Over the next 15 years in Tasmania over 100,000 workers will exit the workforce (based on the average age of retirement over the past five years - 61.5 years - as identified by the ABS in their Retirement and Retirement Intentions Survey). This exodus creates employment opportunities for our youth.
Some of the jobs of these older workers may need to be replaced, some may not, but an older population will also transform the consumer market and require new jobs to be created.
In Tasmania, we do not have enough people in the younger population (aged under 45) to replace these older workers, highlighting the critical importance of ensuring we shape and nurture our youth to take advantage of these opportunities. The ratio of labour market entrants to labour market exits in Tasmania is less than one, and has been since 2011. This means that for every person aged between 55 and 64 (assumed labour market exit age) there is less than one person aged 15 to 24 (assumed labour market entry age). This ratio is projected to continue. In addition, this measure of future labour supply does not consider the complement of education, training, skills and experience which will be essential from a potential working population.
This is where smart, timely and informed investment in education, training and skill development is required. As a State, we have a window of opportunity to to get it right.
1) Recognise that ageing workforces will result in a transformation of the workforce from one which is older with lower levels of educational attainment but life long experience to a younger workforce with high(er) levels of educational attainment but lower levels of applied work experience.
2) Industry, regions and organisations need to undertake extensive workforce planning to identify future demand, profile their workforce (by age, occupation and exit intentions) and identify critical job roles which have the potential to impact on growth and training capacity and then invest accordingly.
3) Acknowledge that wealth creating industries may not necessarily be job creating industries. As such it is important not to ignore the domestic economy and the demand within the population. There is already a deficit in the provision of care with an ageing population and the roll out of the NDIS will extend this deficit. Care related jobs are real jobs, with real skills and real wages.

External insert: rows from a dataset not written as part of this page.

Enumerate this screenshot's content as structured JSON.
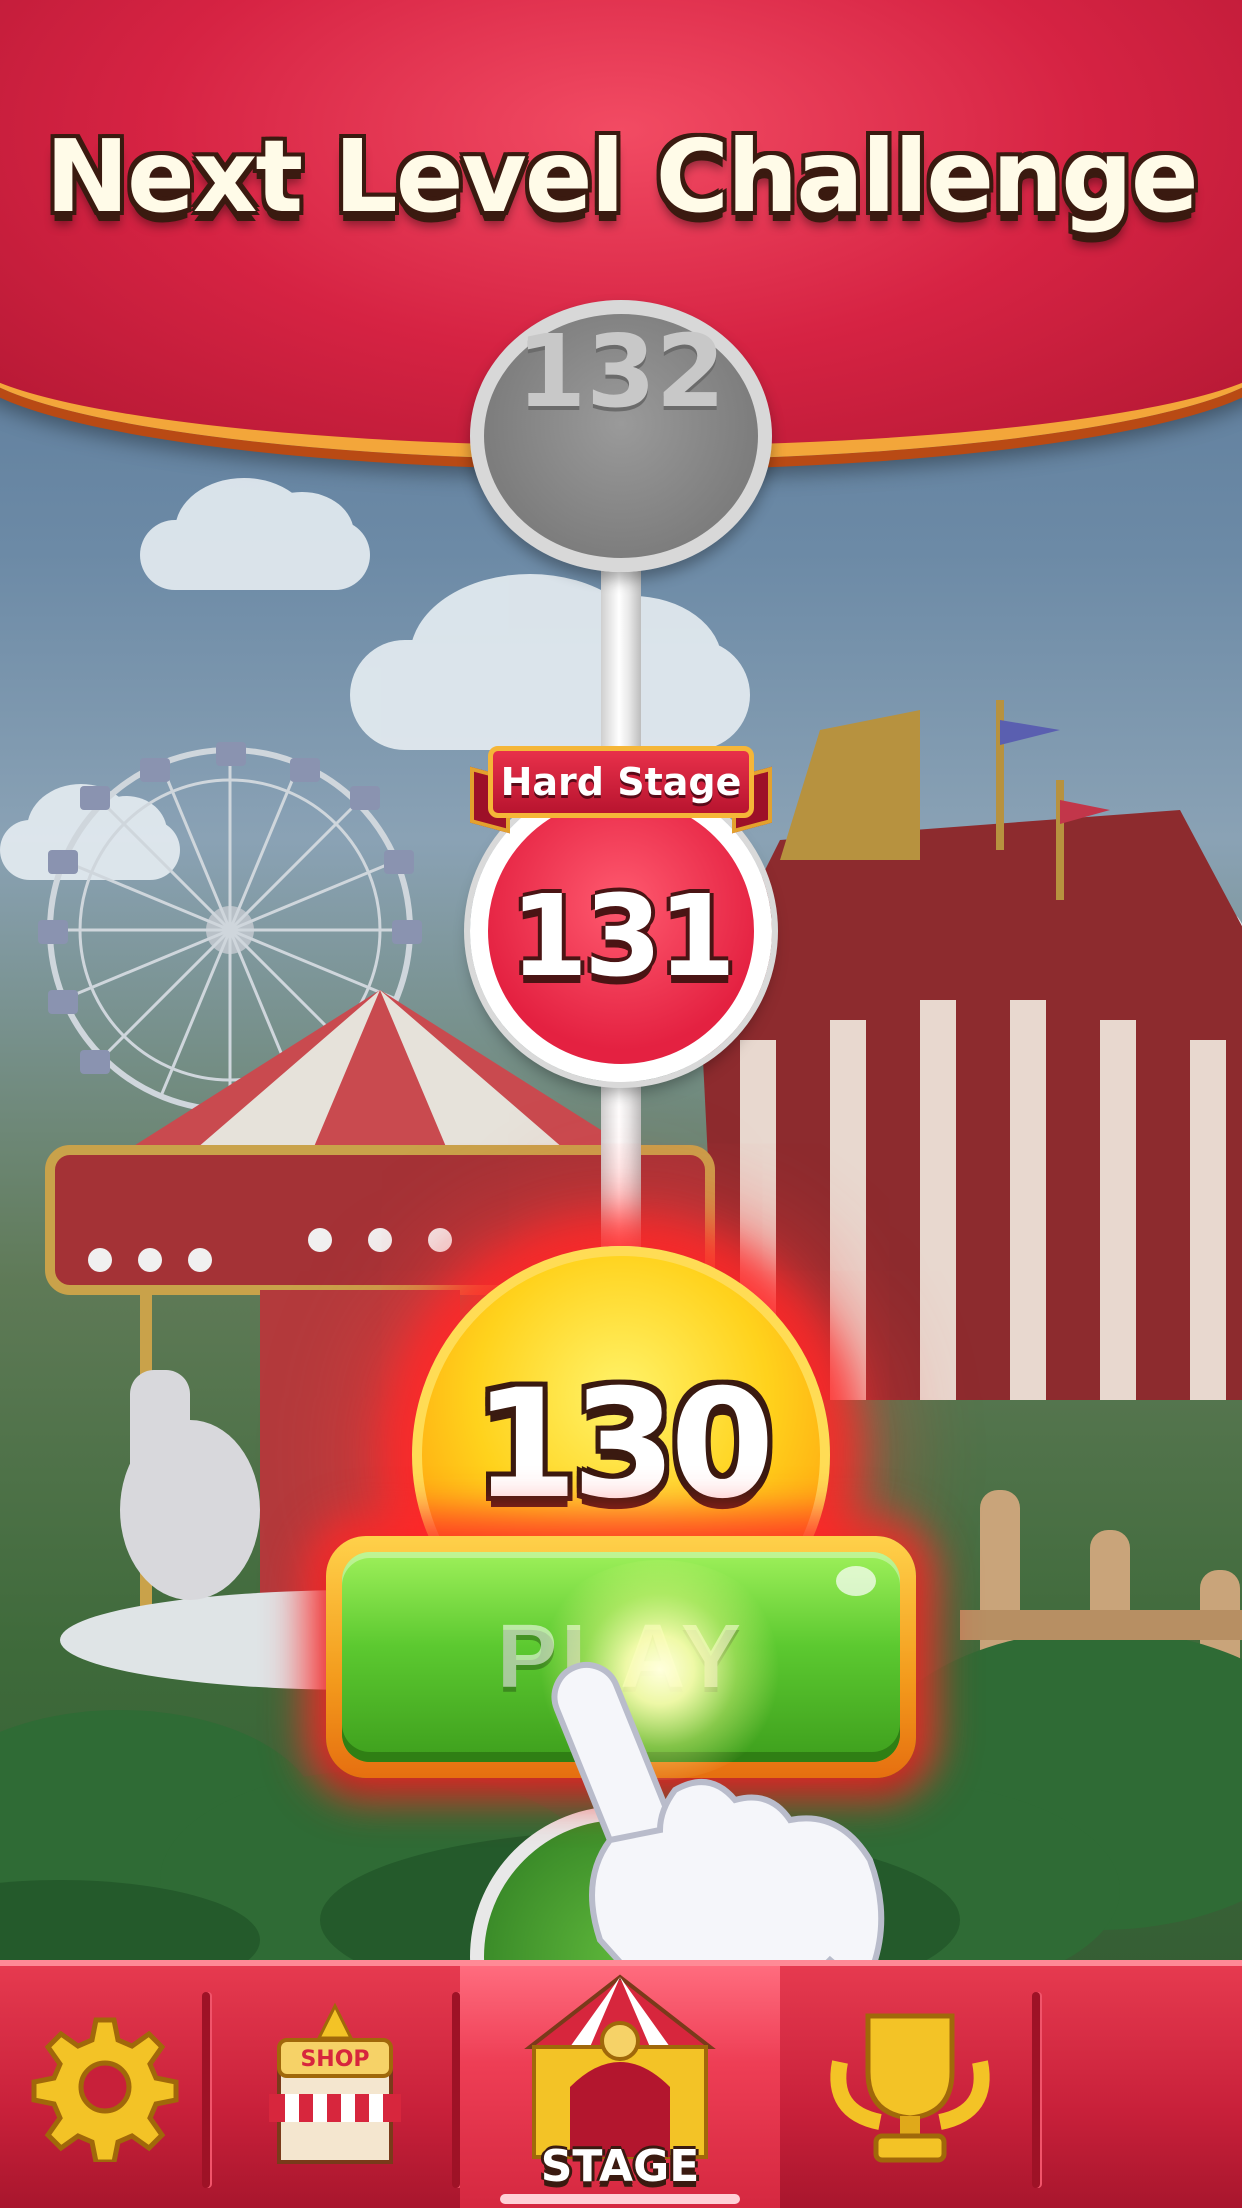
{
  "header": {
    "title": "Next Level Challenge"
  },
  "levels": {
    "upcoming": {
      "number": "132"
    },
    "hard": {
      "number": "131",
      "badge": "Hard Stage"
    },
    "current": {
      "number": "130",
      "play_label": "PLAY"
    }
  },
  "bottom_nav": {
    "items": [
      {
        "id": "settings",
        "icon": "gear-icon"
      },
      {
        "id": "shop",
        "icon": "shop-icon",
        "sign": "SHOP"
      },
      {
        "id": "stage",
        "icon": "stage-tent-icon",
        "label": "STAGE",
        "active": true
      },
      {
        "id": "rankings",
        "icon": "trophy-icon"
      }
    ]
  },
  "colors": {
    "header_red": "#d62343",
    "gold_trim": "#f3a63a",
    "play_green": "#5cc930",
    "hard_red": "#e42141",
    "current_yellow": "#ffd21c"
  }
}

4) Ensure investment in education and training is informed by demand - i.e. industry led with an employment outcome. This will increase efficiency in education and training investment and reduce the mismatch between educational attainment and job creation.
5) Recognise that social services, equity policy and 'second chance learners' also deserve an employment outcome opportunity.
Tasmania's ageing population is creating employment opportunities - both in replacement labour for ageing workforces and changing demographic demand - but the ability to capture this opportunity is dependent upon ensuring that investment in education and training matches changing employment demand. Our youth are not round pegs who will fit into round holes - they need to be appropriately shaped.